(Records from a collection)
○ ○ ○

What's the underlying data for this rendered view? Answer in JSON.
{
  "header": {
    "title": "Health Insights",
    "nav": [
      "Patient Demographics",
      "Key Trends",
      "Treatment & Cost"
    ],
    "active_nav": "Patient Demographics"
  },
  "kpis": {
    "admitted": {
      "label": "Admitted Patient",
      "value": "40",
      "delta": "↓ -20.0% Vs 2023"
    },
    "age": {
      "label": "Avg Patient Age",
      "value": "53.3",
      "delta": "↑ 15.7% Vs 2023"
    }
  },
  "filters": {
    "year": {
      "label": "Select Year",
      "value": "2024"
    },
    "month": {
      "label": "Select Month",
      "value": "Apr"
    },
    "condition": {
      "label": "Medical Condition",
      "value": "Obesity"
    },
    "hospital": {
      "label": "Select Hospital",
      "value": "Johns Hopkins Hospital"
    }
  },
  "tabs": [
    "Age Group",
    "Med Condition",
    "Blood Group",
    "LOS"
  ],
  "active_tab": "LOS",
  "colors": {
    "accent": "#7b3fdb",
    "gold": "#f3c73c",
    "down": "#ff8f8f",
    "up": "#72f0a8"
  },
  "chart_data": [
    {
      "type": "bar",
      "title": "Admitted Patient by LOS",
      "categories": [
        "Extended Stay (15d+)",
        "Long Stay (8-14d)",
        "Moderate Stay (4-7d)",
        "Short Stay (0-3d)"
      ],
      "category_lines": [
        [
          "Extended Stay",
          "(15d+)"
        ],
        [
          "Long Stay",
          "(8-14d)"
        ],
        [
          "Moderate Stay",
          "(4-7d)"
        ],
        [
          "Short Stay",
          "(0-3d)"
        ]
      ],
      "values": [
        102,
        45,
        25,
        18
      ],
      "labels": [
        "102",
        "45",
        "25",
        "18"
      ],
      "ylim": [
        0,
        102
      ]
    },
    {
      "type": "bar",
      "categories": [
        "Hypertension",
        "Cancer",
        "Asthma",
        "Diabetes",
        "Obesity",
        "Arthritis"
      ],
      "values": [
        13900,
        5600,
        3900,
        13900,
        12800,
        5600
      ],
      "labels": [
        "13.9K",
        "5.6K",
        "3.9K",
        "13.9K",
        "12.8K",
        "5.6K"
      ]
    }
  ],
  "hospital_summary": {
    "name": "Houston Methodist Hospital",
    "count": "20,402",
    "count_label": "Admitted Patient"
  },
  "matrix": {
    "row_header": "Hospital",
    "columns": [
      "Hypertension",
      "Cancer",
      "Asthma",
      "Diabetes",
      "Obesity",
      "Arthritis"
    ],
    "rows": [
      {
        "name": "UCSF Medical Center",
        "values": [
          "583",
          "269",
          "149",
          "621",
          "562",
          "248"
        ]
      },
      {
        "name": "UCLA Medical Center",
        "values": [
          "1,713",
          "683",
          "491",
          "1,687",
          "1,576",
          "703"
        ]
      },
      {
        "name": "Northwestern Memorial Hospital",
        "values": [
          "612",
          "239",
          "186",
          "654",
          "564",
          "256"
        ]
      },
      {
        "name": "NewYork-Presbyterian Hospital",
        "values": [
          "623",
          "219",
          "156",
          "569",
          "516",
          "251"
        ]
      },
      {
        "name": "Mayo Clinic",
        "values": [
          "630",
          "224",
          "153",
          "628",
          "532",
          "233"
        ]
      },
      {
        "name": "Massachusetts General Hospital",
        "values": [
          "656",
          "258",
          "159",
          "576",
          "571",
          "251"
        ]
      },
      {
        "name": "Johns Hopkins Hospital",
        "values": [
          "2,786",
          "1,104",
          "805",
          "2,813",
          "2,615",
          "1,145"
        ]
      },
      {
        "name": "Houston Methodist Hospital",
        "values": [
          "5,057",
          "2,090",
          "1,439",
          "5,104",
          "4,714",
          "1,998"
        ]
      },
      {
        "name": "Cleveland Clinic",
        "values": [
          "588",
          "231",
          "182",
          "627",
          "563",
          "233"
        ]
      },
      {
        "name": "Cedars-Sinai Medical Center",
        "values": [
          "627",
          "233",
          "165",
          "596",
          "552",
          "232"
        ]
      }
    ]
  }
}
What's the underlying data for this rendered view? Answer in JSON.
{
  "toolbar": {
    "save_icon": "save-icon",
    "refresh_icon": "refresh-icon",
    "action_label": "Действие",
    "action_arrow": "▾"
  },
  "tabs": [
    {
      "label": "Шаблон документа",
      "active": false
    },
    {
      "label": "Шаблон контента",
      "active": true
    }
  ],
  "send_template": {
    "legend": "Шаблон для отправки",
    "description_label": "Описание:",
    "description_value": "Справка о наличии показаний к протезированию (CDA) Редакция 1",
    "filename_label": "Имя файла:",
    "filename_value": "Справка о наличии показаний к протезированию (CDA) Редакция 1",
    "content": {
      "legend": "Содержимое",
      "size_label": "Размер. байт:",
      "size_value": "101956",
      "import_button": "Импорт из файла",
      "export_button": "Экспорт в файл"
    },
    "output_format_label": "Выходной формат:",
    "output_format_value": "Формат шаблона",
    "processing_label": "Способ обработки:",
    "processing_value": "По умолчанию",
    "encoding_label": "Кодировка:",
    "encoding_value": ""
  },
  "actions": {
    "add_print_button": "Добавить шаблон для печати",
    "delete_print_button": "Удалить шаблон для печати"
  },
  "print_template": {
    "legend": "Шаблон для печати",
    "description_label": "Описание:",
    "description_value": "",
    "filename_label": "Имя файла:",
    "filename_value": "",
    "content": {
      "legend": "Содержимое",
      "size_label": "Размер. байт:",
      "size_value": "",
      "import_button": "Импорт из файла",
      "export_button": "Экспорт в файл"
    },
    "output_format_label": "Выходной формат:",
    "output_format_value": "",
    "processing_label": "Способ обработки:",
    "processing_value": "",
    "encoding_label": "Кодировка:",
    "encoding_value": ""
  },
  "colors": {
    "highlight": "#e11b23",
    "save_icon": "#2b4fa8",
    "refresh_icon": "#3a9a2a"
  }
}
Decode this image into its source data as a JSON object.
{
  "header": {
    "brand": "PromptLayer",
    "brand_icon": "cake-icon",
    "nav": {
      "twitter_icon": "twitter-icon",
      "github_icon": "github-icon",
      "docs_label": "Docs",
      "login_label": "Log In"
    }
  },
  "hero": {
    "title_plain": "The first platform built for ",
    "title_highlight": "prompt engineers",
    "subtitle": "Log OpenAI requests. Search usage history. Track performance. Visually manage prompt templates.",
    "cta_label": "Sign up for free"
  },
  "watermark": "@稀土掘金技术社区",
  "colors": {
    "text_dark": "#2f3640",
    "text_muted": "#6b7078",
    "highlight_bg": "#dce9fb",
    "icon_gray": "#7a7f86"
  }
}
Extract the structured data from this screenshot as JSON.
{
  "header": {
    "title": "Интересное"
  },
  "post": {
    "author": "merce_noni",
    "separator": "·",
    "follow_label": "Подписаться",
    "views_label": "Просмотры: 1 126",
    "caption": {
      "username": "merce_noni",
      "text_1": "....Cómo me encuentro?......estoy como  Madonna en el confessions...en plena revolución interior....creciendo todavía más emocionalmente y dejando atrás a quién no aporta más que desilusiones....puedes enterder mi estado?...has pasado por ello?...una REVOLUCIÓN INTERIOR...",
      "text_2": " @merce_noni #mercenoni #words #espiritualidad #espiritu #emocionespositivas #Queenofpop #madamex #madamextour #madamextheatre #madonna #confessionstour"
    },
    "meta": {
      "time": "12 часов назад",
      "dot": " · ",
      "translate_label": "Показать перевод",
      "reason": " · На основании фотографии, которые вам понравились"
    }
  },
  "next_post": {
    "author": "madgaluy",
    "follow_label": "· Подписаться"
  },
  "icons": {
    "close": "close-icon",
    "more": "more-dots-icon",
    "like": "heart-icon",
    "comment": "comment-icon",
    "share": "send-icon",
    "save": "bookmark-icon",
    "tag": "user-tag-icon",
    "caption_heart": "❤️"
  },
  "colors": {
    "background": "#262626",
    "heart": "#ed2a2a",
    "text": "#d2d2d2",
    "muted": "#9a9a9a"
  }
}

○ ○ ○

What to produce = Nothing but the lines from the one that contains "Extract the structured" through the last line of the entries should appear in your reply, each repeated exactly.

Answer to this exercise =
Extract the structured data from this screenshot as JSON.
{
  "header": {
    "title": "Интересное"
  },
  "post": {
    "author": "merce_noni",
    "separator": "·",
    "follow_label": "Подписаться",
    "views_label": "Просмотры: 1 126",
    "caption": {
      "username": "merce_noni",
      "text_1": "....Cómo me encuentro?......estoy como  Madonna en el confessions...en plena revolución interior....creciendo todavía más emocionalmente y dejando atrás a quién no aporta más que desilusiones....puedes enterder mi estado?...has pasado por ello?...una REVOLUCIÓN INTERIOR...",
      "text_2": " @merce_noni #mercenoni #words #espiritualidad #espiritu #emocionespositivas #Queenofpop #madamex #madamextour #madamextheatre #madonna #confessionstour"
    },
    "meta": {
      "time": "12 часов назад",
      "dot": " · ",
      "translate_label": "Показать перевод",
      "reason": " · На основании фотографии, которые вам понравились"
    }
  },
  "next_post": {
    "author": "madgaluy",
    "follow_label": "· Подписаться"
  },
  "icons": {
    "close": "close-icon",
    "more": "more-dots-icon",
    "like": "heart-icon",
    "comment": "comment-icon",
    "share": "send-icon",
    "save": "bookmark-icon",
    "tag": "user-tag-icon",
    "caption_heart": "❤️"
  },
  "colors": {
    "background": "#262626",
    "heart": "#ed2a2a",
    "text": "#d2d2d2",
    "muted": "#9a9a9a"
  }
}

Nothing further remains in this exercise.